#### Exercise description
Would you return every entry below without a single difference?

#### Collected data
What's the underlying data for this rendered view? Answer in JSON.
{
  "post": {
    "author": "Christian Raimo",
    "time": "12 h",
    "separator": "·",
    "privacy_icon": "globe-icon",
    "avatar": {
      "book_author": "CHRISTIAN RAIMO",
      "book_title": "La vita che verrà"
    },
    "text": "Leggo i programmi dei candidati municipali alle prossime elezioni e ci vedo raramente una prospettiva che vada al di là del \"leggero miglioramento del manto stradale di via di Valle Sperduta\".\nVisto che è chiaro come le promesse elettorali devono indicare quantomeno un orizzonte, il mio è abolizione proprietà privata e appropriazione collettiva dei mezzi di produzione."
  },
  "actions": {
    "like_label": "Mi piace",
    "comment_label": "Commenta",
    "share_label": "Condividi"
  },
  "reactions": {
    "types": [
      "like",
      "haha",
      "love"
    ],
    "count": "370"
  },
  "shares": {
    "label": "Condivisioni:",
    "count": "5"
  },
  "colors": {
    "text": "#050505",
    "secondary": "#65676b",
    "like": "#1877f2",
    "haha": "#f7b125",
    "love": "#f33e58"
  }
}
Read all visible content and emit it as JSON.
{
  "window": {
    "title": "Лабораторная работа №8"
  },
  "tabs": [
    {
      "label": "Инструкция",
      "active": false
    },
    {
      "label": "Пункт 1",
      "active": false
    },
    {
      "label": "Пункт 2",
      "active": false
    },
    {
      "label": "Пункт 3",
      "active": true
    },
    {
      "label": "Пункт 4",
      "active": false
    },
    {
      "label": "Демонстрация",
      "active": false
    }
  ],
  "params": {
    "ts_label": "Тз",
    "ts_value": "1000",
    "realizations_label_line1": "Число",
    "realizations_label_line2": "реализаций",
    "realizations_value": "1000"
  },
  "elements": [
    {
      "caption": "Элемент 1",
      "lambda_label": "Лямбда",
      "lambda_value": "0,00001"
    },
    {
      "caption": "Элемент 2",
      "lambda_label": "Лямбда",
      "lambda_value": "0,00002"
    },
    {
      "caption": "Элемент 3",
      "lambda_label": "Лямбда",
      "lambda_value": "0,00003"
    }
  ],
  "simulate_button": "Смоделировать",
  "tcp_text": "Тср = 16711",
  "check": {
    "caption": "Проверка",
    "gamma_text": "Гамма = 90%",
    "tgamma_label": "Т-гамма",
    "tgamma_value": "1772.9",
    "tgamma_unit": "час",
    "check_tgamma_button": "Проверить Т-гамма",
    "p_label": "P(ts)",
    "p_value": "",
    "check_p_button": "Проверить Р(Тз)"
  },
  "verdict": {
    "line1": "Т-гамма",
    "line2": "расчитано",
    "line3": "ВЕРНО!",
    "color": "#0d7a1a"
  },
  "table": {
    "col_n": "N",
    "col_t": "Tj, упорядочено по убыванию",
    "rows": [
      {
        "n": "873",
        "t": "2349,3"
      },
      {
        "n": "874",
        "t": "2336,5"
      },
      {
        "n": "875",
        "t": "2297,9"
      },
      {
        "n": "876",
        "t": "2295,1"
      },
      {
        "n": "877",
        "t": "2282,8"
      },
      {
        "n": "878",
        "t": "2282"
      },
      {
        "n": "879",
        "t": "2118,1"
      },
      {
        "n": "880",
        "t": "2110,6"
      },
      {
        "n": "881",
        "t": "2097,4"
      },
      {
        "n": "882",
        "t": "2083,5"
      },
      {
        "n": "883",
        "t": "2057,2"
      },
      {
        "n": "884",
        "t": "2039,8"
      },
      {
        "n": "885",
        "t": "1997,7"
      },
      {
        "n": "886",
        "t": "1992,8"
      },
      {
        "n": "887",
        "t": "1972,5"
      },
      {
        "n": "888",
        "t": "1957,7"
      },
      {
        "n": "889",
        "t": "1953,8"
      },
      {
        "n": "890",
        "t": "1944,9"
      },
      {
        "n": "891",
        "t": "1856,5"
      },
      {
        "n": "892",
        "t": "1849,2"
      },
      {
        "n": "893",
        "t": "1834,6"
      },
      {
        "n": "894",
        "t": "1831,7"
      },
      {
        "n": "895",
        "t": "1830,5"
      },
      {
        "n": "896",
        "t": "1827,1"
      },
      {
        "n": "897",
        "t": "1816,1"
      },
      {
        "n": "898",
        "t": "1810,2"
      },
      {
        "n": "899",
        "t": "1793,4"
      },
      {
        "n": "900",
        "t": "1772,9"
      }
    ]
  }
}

#### Output for this exercise
What's the underlying data for this rendered view? Answer in JSON.
{
  "post": {
    "author": "Christian Raimo",
    "time": "12 h",
    "separator": "·",
    "privacy_icon": "globe-icon",
    "avatar": {
      "book_author": "CHRISTIAN RAIMO",
      "book_title": "La vita che verrà"
    },
    "text": "Leggo i programmi dei candidati municipali alle prossime elezioni e ci vedo raramente una prospettiva che vada al di là del \"leggero miglioramento del manto stradale di via di Valle Sperduta\".\nVisto che è chiaro come le promesse elettorali devono indicare quantomeno un orizzonte, il mio è abolizione proprietà privata e appropriazione collettiva dei mezzi di produzione."
  },
  "actions": {
    "like_label": "Mi piace",
    "comment_label": "Commenta",
    "share_label": "Condividi"
  },
  "reactions": {
    "types": [
      "like",
      "haha",
      "love"
    ],
    "count": "370"
  },
  "shares": {
    "label": "Condivisioni:",
    "count": "5"
  },
  "colors": {
    "text": "#050505",
    "secondary": "#65676b",
    "like": "#1877f2",
    "haha": "#f7b125",
    "love": "#f33e58"
  }
}
Read all visible content and emit it as JSON.
{
  "window": {
    "title": "Лабораторная работа №8"
  },
  "tabs": [
    {
      "label": "Инструкция",
      "active": false
    },
    {
      "label": "Пункт 1",
      "active": false
    },
    {
      "label": "Пункт 2",
      "active": false
    },
    {
      "label": "Пункт 3",
      "active": true
    },
    {
      "label": "Пункт 4",
      "active": false
    },
    {
      "label": "Демонстрация",
      "active": false
    }
  ],
  "params": {
    "ts_label": "Тз",
    "ts_value": "1000",
    "realizations_label_line1": "Число",
    "realizations_label_line2": "реализаций",
    "realizations_value": "1000"
  },
  "elements": [
    {
      "caption": "Элемент 1",
      "lambda_label": "Лямбда",
      "lambda_value": "0,00001"
    },
    {
      "caption": "Элемент 2",
      "lambda_label": "Лямбда",
      "lambda_value": "0,00002"
    },
    {
      "caption": "Элемент 3",
      "lambda_label": "Лямбда",
      "lambda_value": "0,00003"
    }
  ],
  "simulate_button": "Смоделировать",
  "tcp_text": "Тср = 16711",
  "check": {
    "caption": "Проверка",
    "gamma_text": "Гамма = 90%",
    "tgamma_label": "Т-гамма",
    "tgamma_value": "1772.9",
    "tgamma_unit": "час",
    "check_tgamma_button": "Проверить Т-гамма",
    "p_label": "P(ts)",
    "p_value": "",
    "check_p_button": "Проверить Р(Тз)"
  },
  "verdict": {
    "line1": "Т-гамма",
    "line2": "расчитано",
    "line3": "ВЕРНО!",
    "color": "#0d7a1a"
  },
  "table": {
    "col_n": "N",
    "col_t": "Tj, упорядочено по убыванию",
    "rows": [
      {
        "n": "873",
        "t": "2349,3"
      },
      {
        "n": "874",
        "t": "2336,5"
      },
      {
        "n": "875",
        "t": "2297,9"
      },
      {
        "n": "876",
        "t": "2295,1"
      },
      {
        "n": "877",
        "t": "2282,8"
      },
      {
        "n": "878",
        "t": "2282"
      },
      {
        "n": "879",
        "t": "2118,1"
      },
      {
        "n": "880",
        "t": "2110,6"
      },
      {
        "n": "881",
        "t": "2097,4"
      },
      {
        "n": "882",
        "t": "2083,5"
      },
      {
        "n": "883",
        "t": "2057,2"
      },
      {
        "n": "884",
        "t": "2039,8"
      },
      {
        "n": "885",
        "t": "1997,7"
      },
      {
        "n": "886",
        "t": "1992,8"
      },
      {
        "n": "887",
        "t": "1972,5"
      },
      {
        "n": "888",
        "t": "1957,7"
      },
      {
        "n": "889",
        "t": "1953,8"
      },
      {
        "n": "890",
        "t": "1944,9"
      },
      {
        "n": "891",
        "t": "1856,5"
      },
      {
        "n": "892",
        "t": "1849,2"
      },
      {
        "n": "893",
        "t": "1834,6"
      },
      {
        "n": "894",
        "t": "1831,7"
      },
      {
        "n": "895",
        "t": "1830,5"
      },
      {
        "n": "896",
        "t": "1827,1"
      },
      {
        "n": "897",
        "t": "1816,1"
      },
      {
        "n": "898",
        "t": "1810,2"
      },
      {
        "n": "899",
        "t": "1793,4"
      },
      {
        "n": "900",
        "t": "1772,9"
      }
    ]
  }
}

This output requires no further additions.